* **WORK INSTRUCTION**:
When the string "your" appears in a line of the records, show the whole line.

* **RECORDS SUPPLIED**:

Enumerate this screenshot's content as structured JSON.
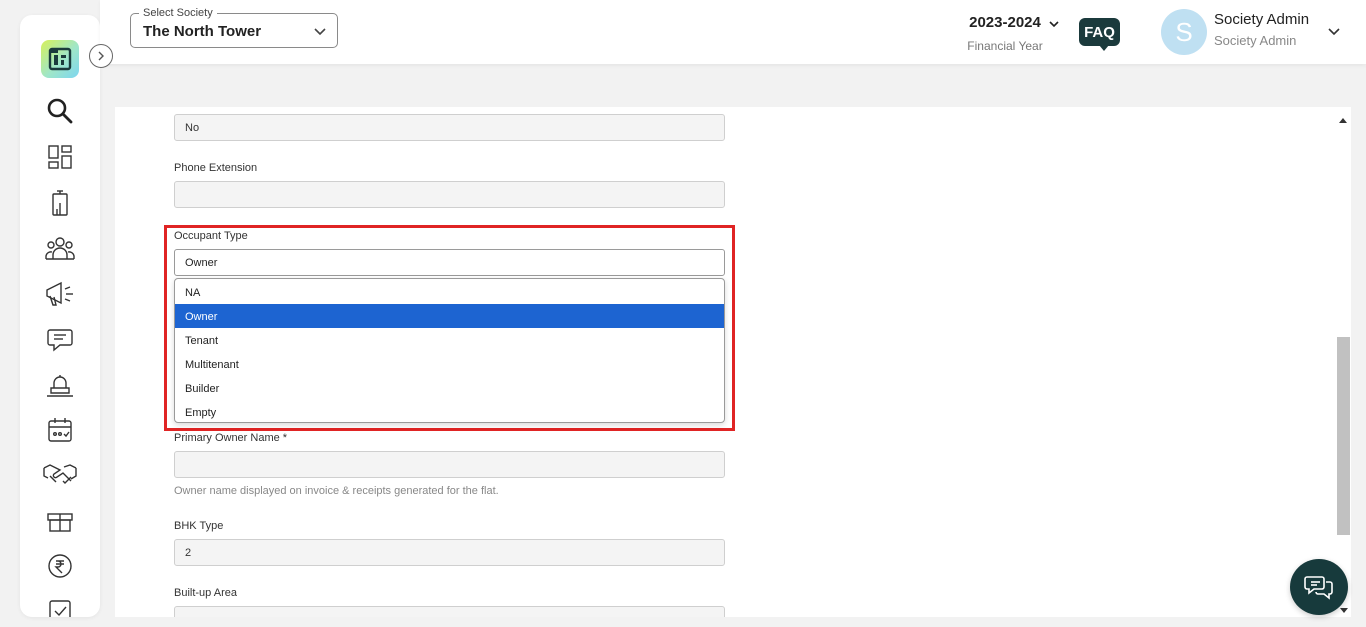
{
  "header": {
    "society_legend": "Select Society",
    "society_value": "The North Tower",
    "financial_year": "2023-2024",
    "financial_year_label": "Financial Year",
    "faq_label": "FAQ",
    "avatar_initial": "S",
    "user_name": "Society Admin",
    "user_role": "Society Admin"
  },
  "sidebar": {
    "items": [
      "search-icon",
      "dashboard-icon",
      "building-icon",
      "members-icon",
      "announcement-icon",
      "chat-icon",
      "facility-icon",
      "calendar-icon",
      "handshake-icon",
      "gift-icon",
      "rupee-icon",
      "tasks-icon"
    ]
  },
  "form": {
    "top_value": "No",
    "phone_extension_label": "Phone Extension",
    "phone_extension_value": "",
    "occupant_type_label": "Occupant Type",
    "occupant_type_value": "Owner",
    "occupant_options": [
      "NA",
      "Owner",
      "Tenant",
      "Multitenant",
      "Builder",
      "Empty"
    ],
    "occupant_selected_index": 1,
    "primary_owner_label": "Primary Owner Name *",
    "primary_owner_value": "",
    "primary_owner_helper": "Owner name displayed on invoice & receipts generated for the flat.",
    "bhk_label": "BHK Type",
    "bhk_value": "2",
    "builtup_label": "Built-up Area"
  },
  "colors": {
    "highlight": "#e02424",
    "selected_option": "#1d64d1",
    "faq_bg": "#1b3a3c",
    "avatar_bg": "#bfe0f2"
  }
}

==

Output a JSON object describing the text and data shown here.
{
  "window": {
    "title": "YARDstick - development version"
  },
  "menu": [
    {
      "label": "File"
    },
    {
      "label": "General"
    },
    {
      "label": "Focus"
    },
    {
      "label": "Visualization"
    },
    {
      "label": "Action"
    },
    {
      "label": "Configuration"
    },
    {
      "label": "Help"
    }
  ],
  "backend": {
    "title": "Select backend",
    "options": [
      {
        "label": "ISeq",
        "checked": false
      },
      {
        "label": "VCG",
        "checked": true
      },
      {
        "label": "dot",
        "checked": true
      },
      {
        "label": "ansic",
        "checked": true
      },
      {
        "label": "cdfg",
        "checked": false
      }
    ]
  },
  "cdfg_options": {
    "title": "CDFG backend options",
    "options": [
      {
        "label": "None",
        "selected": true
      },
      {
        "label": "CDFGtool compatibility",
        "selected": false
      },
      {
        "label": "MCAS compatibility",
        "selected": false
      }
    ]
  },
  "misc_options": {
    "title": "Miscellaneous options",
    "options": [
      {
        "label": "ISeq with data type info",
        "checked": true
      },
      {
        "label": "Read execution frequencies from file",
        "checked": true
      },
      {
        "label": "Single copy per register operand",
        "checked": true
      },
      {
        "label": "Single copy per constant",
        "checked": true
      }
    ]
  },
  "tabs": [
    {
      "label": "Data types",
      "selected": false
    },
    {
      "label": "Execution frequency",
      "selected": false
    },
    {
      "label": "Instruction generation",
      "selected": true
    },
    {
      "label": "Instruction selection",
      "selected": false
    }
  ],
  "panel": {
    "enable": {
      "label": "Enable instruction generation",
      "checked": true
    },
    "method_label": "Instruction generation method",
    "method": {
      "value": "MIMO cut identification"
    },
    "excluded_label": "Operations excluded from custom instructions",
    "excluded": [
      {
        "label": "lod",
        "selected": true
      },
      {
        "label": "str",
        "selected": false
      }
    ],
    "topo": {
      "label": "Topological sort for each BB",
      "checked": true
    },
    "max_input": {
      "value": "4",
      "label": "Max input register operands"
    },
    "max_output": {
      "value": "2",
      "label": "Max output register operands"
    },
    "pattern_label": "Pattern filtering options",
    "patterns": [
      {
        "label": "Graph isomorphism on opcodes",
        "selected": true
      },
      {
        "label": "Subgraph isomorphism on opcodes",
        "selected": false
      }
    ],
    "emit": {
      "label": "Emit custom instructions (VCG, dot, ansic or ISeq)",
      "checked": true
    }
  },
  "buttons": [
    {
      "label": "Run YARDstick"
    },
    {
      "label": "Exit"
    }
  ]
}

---

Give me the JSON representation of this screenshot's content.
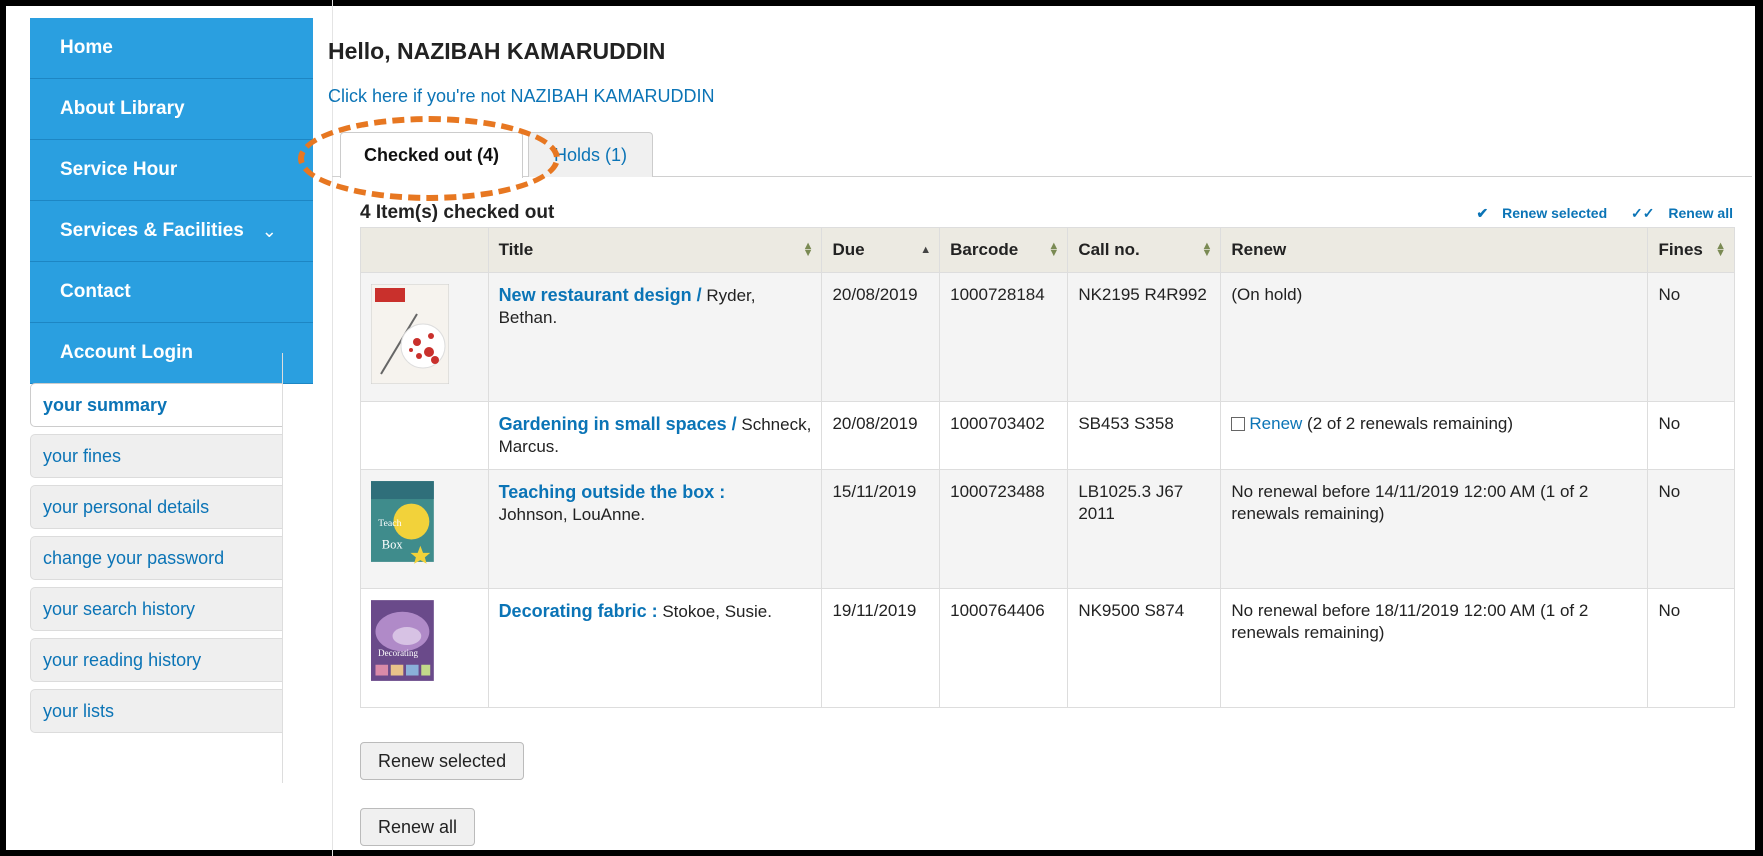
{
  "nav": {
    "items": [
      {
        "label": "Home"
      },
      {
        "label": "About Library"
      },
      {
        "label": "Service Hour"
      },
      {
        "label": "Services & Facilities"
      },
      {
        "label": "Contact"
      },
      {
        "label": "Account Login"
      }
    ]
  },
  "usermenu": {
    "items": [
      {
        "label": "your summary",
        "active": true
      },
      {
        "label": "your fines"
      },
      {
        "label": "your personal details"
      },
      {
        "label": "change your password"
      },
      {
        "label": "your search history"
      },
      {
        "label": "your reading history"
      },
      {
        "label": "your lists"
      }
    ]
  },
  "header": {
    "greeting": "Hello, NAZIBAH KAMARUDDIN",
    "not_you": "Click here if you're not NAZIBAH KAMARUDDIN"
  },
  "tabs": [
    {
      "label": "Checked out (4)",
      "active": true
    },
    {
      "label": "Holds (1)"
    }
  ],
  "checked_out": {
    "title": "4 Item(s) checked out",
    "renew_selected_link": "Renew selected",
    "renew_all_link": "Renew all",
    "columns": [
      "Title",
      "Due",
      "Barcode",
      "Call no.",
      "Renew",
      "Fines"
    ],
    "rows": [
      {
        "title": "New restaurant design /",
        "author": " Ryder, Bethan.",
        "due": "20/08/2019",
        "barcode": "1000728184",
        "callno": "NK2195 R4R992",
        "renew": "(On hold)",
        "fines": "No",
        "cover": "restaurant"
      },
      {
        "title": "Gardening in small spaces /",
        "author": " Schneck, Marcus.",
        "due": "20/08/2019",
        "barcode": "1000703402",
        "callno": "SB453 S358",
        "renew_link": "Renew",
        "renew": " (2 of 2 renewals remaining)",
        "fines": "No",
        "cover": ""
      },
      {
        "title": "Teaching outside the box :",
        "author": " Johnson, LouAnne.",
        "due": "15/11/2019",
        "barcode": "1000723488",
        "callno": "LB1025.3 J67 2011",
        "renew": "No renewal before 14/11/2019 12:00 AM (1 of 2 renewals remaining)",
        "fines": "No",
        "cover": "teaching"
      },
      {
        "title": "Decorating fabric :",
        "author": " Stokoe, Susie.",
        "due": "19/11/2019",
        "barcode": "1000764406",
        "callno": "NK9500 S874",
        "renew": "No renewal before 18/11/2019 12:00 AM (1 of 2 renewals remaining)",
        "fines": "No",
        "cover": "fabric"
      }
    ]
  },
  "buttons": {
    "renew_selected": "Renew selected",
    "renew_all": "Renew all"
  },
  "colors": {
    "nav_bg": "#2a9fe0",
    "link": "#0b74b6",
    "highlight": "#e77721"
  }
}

* **THE COMPLETED TASK**:
        "label": "your summary",
        "label": "your fines"
        "label": "your personal details"
        "label": "change your password"
        "label": "your search history"
        "label": "your reading history"
        "label": "your lists"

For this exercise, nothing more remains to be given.